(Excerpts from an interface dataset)
- Opening Delimiter -
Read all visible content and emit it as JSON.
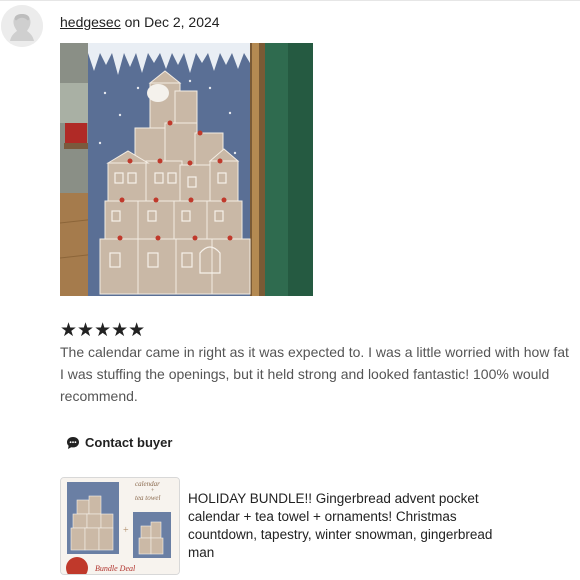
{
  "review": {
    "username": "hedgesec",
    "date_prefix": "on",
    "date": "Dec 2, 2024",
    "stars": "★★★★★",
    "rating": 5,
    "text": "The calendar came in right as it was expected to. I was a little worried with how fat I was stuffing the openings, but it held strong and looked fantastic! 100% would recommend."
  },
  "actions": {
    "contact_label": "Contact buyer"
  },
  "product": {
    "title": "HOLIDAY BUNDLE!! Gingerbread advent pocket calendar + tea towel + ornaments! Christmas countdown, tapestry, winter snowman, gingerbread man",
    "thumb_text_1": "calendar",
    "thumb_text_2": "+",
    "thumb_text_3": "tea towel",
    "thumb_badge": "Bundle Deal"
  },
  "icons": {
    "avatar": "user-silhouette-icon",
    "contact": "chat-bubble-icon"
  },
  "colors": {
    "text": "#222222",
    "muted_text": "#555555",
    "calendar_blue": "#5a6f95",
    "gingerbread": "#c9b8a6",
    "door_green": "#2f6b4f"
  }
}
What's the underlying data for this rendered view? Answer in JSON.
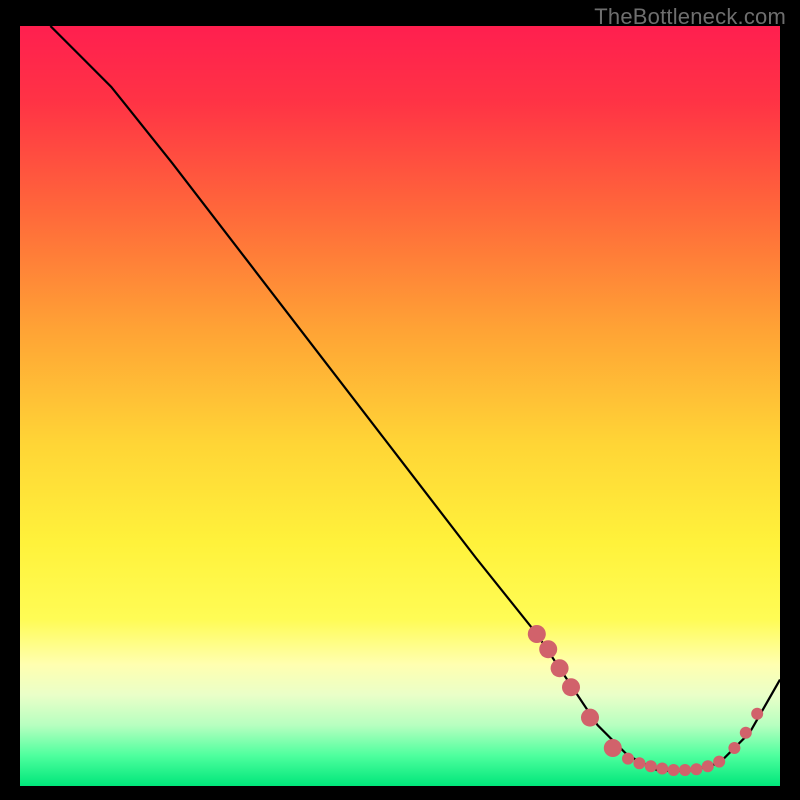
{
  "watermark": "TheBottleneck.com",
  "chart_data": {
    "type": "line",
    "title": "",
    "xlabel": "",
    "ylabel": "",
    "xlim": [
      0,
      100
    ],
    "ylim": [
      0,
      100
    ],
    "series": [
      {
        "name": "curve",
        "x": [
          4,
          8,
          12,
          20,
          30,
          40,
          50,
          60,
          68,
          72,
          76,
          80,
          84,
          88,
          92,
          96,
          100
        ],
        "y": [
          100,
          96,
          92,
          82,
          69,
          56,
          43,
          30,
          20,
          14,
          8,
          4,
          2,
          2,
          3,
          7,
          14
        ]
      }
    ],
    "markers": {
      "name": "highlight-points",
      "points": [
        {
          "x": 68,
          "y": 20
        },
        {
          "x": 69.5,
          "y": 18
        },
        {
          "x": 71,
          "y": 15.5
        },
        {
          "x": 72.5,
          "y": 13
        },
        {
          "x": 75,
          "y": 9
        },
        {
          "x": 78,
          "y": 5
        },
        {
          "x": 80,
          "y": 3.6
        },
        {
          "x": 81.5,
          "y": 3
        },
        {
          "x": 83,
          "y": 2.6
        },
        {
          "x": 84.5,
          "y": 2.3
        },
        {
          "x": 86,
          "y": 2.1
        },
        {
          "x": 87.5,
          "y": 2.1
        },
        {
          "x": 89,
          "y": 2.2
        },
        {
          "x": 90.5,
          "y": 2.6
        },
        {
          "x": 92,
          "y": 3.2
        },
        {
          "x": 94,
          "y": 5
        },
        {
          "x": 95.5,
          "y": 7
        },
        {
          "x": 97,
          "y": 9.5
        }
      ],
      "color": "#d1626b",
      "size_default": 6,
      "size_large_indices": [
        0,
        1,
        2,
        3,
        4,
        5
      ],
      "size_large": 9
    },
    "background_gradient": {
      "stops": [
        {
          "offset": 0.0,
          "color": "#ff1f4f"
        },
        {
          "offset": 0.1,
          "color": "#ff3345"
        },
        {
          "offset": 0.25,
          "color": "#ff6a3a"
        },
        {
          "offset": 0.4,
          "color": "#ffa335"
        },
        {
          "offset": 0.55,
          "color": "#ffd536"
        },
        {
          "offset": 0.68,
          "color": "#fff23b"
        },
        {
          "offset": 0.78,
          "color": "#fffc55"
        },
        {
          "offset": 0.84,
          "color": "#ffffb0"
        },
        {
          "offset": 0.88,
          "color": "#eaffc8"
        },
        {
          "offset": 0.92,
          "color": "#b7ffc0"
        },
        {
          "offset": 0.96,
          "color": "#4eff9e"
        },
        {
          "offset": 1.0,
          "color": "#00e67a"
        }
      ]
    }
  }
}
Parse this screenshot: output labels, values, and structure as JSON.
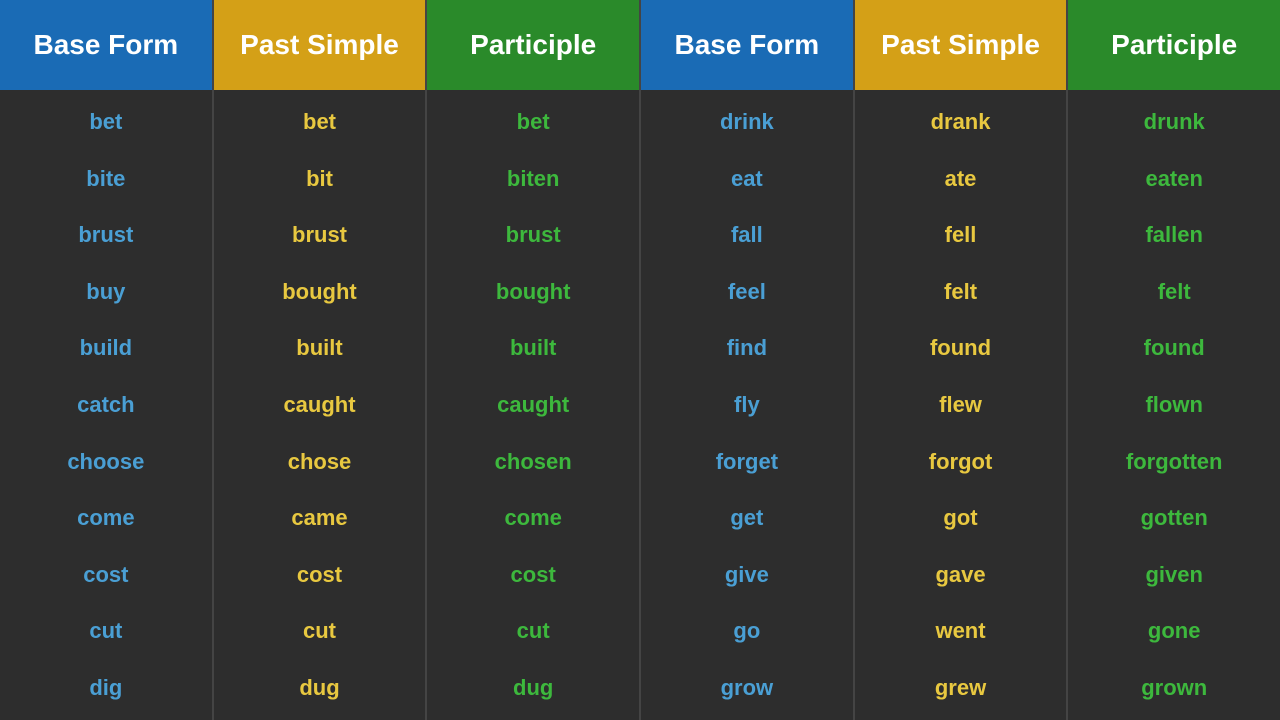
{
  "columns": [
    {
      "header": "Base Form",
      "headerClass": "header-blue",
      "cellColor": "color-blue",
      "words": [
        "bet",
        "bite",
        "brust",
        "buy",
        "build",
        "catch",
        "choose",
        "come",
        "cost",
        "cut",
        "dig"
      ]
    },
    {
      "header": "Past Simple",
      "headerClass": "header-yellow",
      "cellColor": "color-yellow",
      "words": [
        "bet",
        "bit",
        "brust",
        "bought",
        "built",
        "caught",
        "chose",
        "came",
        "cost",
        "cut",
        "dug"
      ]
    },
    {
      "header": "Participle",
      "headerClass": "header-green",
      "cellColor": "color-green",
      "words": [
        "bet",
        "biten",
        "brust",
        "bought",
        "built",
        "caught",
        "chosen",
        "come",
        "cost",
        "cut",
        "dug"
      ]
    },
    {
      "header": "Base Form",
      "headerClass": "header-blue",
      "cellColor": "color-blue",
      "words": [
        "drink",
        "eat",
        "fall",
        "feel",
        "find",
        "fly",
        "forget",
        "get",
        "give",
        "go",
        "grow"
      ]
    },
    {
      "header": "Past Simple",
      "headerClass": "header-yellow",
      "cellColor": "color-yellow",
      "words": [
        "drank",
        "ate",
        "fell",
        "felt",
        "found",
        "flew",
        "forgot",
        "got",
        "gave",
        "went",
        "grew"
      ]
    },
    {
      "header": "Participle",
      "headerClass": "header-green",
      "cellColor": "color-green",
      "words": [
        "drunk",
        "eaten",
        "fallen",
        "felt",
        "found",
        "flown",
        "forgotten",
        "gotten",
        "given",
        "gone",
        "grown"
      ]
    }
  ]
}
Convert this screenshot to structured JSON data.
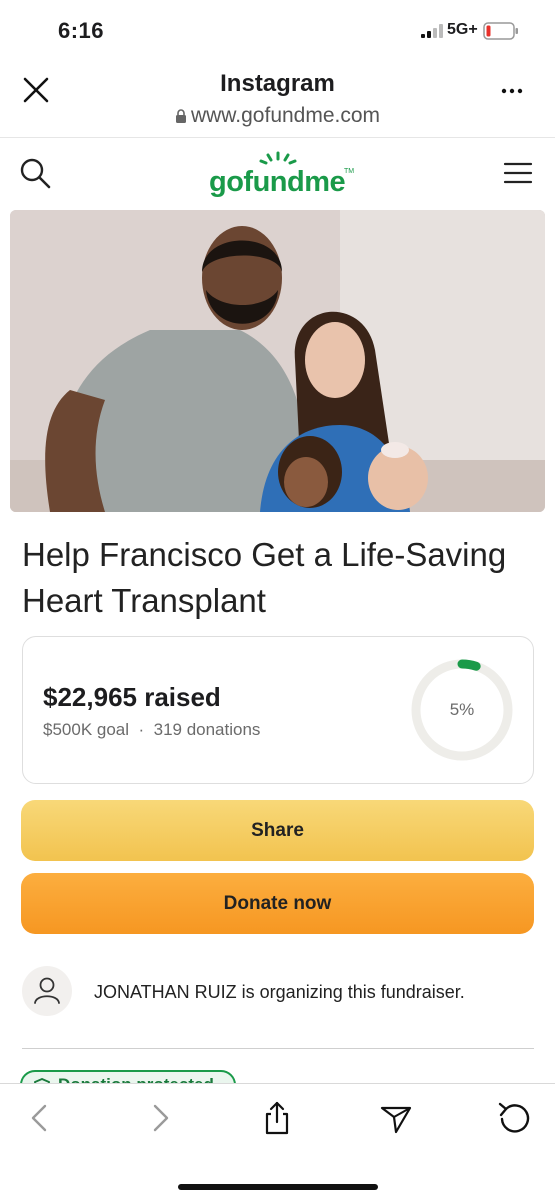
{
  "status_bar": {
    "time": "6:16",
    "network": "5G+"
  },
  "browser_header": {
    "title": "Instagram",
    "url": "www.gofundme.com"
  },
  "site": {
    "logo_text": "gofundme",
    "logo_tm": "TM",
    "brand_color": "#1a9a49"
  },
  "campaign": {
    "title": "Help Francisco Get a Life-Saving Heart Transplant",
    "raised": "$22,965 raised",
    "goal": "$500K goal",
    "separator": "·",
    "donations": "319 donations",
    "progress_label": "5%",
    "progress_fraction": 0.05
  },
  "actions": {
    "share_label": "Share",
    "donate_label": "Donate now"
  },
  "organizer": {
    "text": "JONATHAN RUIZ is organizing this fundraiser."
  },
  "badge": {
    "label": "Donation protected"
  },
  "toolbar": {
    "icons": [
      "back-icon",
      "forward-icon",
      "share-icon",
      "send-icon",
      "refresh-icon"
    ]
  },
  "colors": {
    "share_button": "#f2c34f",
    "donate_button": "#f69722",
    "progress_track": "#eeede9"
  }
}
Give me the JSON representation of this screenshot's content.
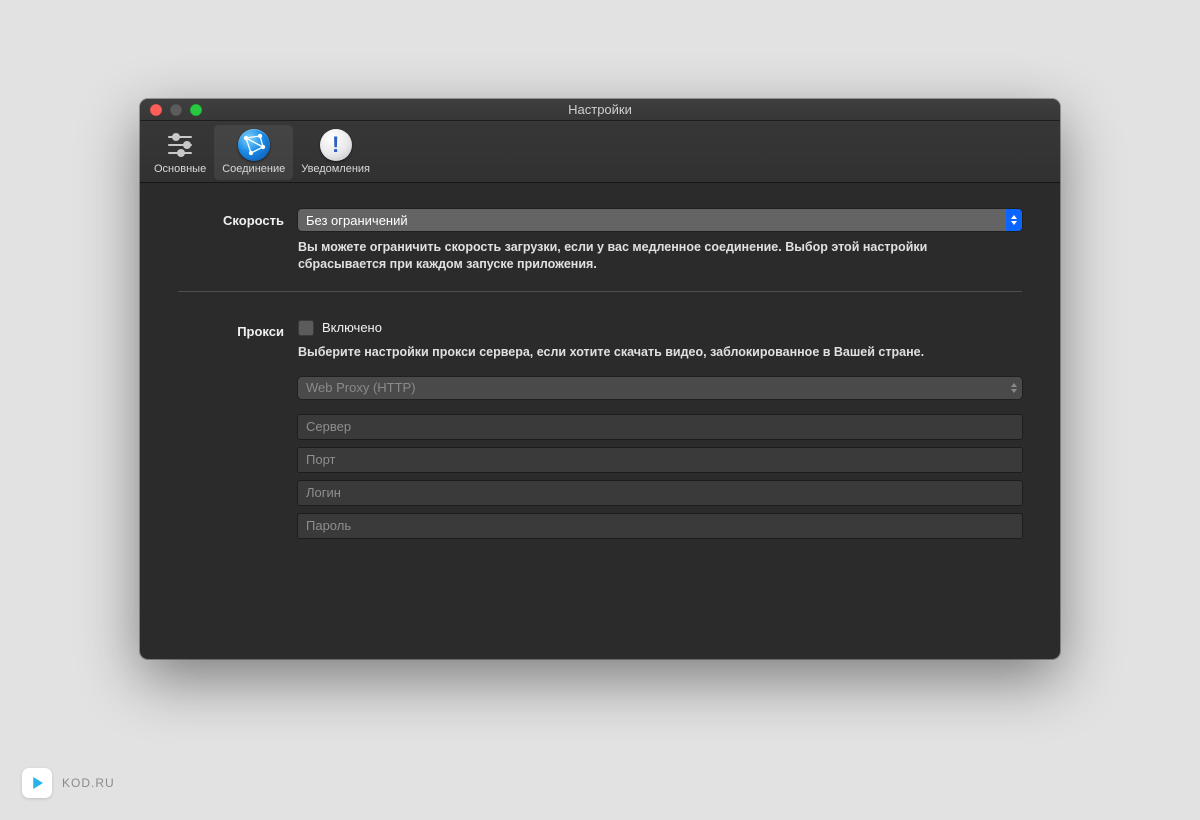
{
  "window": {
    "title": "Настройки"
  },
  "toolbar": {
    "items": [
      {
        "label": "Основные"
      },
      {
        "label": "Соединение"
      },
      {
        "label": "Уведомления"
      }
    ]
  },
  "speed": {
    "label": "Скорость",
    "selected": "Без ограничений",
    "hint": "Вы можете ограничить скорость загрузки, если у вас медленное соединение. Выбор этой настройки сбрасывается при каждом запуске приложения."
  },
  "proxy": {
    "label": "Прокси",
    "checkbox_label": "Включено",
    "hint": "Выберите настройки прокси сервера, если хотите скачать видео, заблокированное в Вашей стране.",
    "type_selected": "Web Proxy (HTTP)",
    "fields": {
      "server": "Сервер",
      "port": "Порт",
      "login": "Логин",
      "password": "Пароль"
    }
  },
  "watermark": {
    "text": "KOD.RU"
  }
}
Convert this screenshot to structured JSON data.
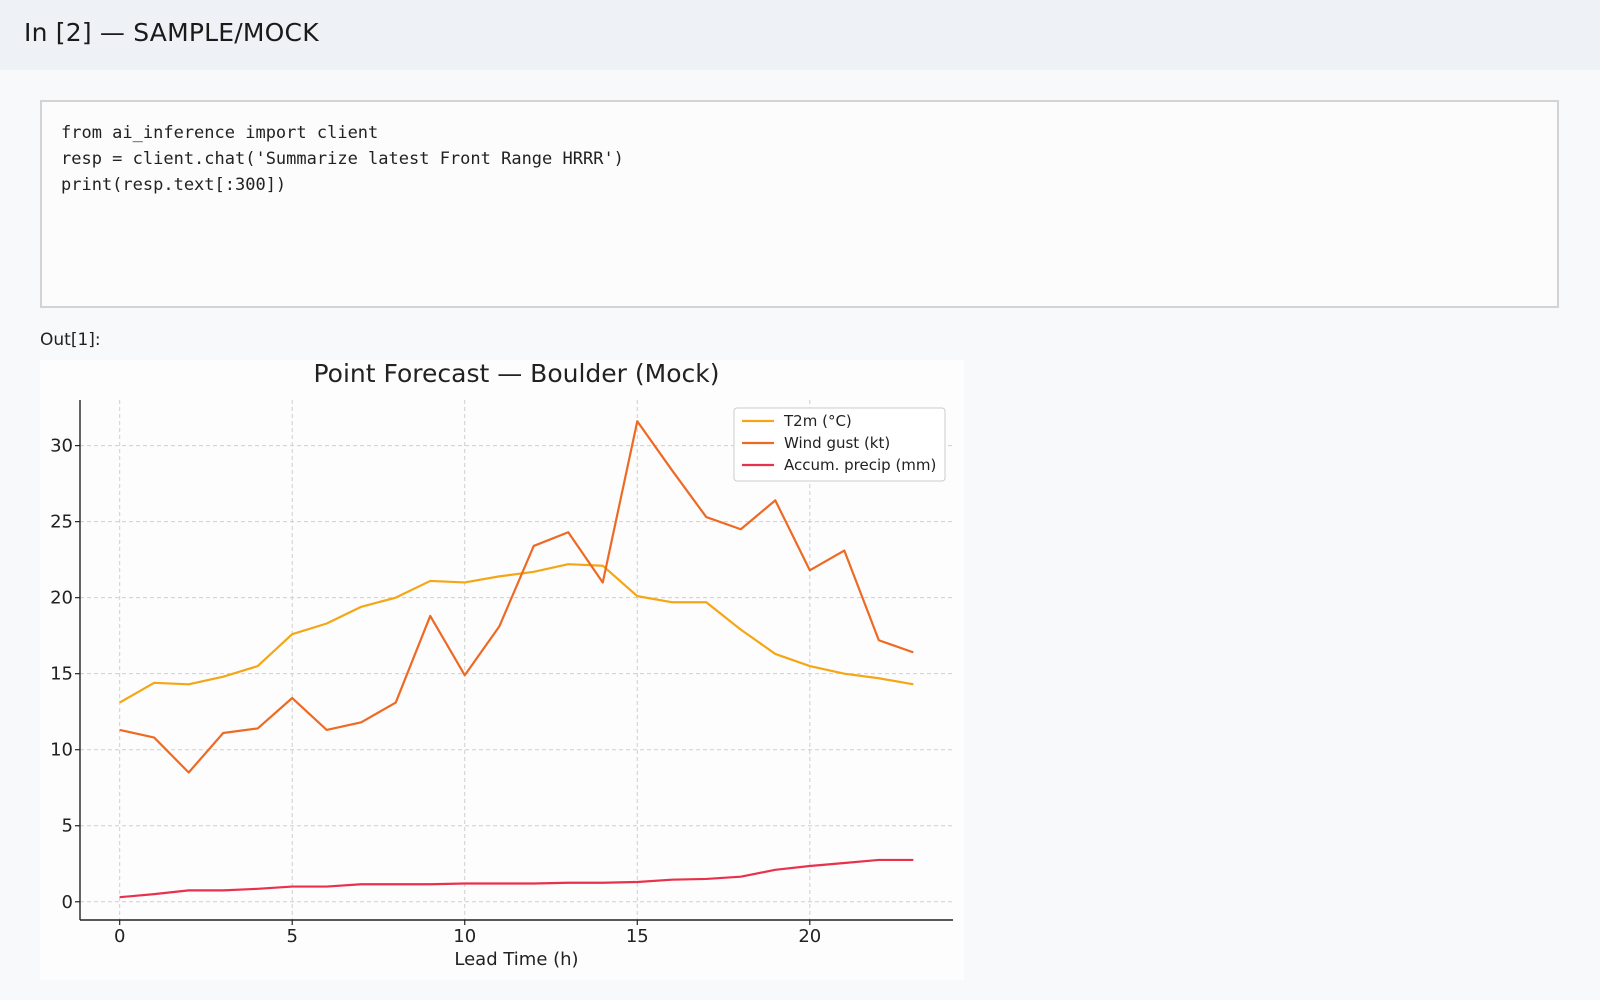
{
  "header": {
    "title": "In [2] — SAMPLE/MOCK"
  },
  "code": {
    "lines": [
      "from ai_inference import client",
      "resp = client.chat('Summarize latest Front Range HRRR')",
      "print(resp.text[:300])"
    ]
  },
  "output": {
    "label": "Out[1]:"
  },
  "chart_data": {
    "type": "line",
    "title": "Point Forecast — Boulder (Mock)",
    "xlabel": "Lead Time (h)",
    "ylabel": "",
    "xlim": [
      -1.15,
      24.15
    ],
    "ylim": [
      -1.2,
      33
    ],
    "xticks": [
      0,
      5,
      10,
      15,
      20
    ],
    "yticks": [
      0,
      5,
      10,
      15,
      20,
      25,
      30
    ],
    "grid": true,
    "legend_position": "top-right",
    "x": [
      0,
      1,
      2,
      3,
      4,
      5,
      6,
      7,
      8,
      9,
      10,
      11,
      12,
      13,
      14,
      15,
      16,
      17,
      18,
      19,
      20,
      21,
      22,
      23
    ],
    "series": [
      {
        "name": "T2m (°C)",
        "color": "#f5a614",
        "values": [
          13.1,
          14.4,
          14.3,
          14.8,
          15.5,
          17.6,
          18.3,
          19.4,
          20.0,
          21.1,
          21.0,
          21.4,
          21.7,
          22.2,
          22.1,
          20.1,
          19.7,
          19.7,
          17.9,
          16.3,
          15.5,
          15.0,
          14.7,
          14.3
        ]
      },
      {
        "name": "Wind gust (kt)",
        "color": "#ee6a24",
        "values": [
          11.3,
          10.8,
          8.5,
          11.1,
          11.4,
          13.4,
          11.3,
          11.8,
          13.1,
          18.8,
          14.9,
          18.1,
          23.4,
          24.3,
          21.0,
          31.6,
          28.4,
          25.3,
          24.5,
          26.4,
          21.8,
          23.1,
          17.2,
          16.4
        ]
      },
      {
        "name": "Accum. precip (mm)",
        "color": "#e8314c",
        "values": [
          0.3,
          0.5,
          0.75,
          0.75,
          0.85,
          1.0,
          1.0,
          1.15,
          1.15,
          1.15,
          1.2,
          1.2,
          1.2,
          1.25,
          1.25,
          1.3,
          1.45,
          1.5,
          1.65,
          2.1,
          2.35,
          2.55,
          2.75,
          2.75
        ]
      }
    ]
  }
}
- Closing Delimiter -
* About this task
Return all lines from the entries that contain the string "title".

* Exercise solution
    "title": "HOLIDAY BUNDLE!! Gingerbread advent pocket calendar + tea towel + ornaments! Christmas countdown, tapestry, winter snowman, gingerbread man",
    "title": "",
    "title": "Instagram",
    "title": "Help Francisco Get a Life-Saving Heart Transplant",
    "title": "Настройки"
    "title": "In [2] — SAMPLE/MOCK"
    "title": "Point Forecast — Boulder (Mock)",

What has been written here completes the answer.